It is also possible to climb the steep peaks of either Machu Picchu Mountain or Huayna Picchu Mountain to look down on the citadel. Machu Picchu Mountain is a 700m climb from the top of the citadel. There are cobbled stairs all the way up with a few eye-opening drops in some parts, and the round-trip takes about tow and half to three hours. Huayna Picchu Mountain is only 350m, half the size of Machu Picchu Mountain, but much steeper. There are many more sheer drops, and it is definitely not suitable for someone with a fear of heights. For those who fancy doing the one hour climb, you'll be rewarded with world-beating views of Machu Picchu, and the feeling that you're standing on a precipice at the top of the world.
These climbs must be pre-paid at time of booking. If you change your passport between your time of booking and prior to travel please take your original passport with you. Those doing one of the optional climbs will take the first bus back up the Machu Picchu to begin the climb at 7am after which you will meet up with the rest of the group to take the guided tour.
In the afternoon we get the train to Ollantaytambo, located in the Sacred Valley of the Incas, and then return to the historic town of Cusco by bus. Depending on the time of the train, you may have a free afternoon in Aquas Calientes, where there are many restaurants and cafes and a large covered market. Stay: Yawar Inka Hotel (Comfortable) (B)
This morning we take an immersive walking tour through the captivating city of Cusco, kicking things off in the colossal archeological site of Sacsayhuaman, a stone fortress still at the core of Cusco's traditions. Winding our way along an old Incan trail, we head down to the colonial neighborhood of San Cristobal, where the plaza will surprise us with sweeping view over the cities roof tops. Navigating the narrow streets of the old city we reach the aqueduct of Sapantiana, a hidden engineering marvel only known by locals. This aqueduct directs us to arty San Blas, where coffee shops converge with traditional artisan's workshops, we explore the cobbled calles, venturing inside the studios to marvel at the local craftsmanship. Entering the main Plaza de Armas of Cusco, the focal point of the city, we are welcomed by the baristas of Three Monkeys Coffee who serve us up the finest Peruvian beans. Revived, we continue walking, gazing upon the Qoricancha complex, once the Inca's most sacred site dedicated to the Sun God. Our final destination is Mercado de Wanchaq, a truly local affair jammed with rows of colourful stalls and filled with the aromas of seasonal fruit. Slurping freshly pressed juice we witness the sellers hawking their wares before returning to the hotel. The walking tour is approximately four kilometres, expected to take around four-to-five hours. The afternoon is at leisure to rest and acclimatise, you may want to visit one of Cusco's museums. Stay: Yawar Inka Hotel (Comfortable) (B)
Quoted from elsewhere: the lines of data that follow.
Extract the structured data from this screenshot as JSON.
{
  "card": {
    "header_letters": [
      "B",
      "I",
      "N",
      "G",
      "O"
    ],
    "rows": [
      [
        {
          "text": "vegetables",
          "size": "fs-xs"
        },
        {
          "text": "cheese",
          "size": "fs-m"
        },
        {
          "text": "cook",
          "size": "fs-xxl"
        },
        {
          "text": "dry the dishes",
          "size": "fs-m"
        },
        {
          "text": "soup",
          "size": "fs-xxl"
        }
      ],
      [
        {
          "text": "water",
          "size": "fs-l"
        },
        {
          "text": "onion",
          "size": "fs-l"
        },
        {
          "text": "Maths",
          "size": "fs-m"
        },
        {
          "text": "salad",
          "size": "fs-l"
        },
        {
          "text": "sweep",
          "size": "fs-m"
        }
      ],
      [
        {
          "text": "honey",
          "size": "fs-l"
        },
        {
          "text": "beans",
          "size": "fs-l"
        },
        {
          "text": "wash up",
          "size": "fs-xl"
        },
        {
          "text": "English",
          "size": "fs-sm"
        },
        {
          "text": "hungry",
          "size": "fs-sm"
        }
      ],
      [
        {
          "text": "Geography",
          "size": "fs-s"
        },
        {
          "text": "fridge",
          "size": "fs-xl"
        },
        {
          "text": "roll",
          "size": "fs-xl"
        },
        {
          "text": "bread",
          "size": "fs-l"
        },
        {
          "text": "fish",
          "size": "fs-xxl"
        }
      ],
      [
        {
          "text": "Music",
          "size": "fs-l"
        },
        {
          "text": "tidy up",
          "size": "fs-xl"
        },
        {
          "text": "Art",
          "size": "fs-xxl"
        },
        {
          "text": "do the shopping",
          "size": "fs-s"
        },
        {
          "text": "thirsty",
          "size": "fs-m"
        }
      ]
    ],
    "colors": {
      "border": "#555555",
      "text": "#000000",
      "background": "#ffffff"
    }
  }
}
The trip ends after breakfast at our hotel in Cusco. There are no activities planned today, so you are free to depart from Cusco at any time. If your flight is departing later in the day, luggage storage facilities are available at our hotel. If you would like to receive a complimentary airport transfer today, you need to depart from Alejandro Velasco Astete International Airport (CUZ), which is around 15 minutes' drive. Depending on the schedule of your flights, you may have some additional time to visit a museum or do some souvenir shopping in the winding streets and alleys of the city. If you are travelling onto the Amazon, you will be transferred to Alejandro Velasco Astete International Airport this morning for your flight to Puerto Maldonado. (B)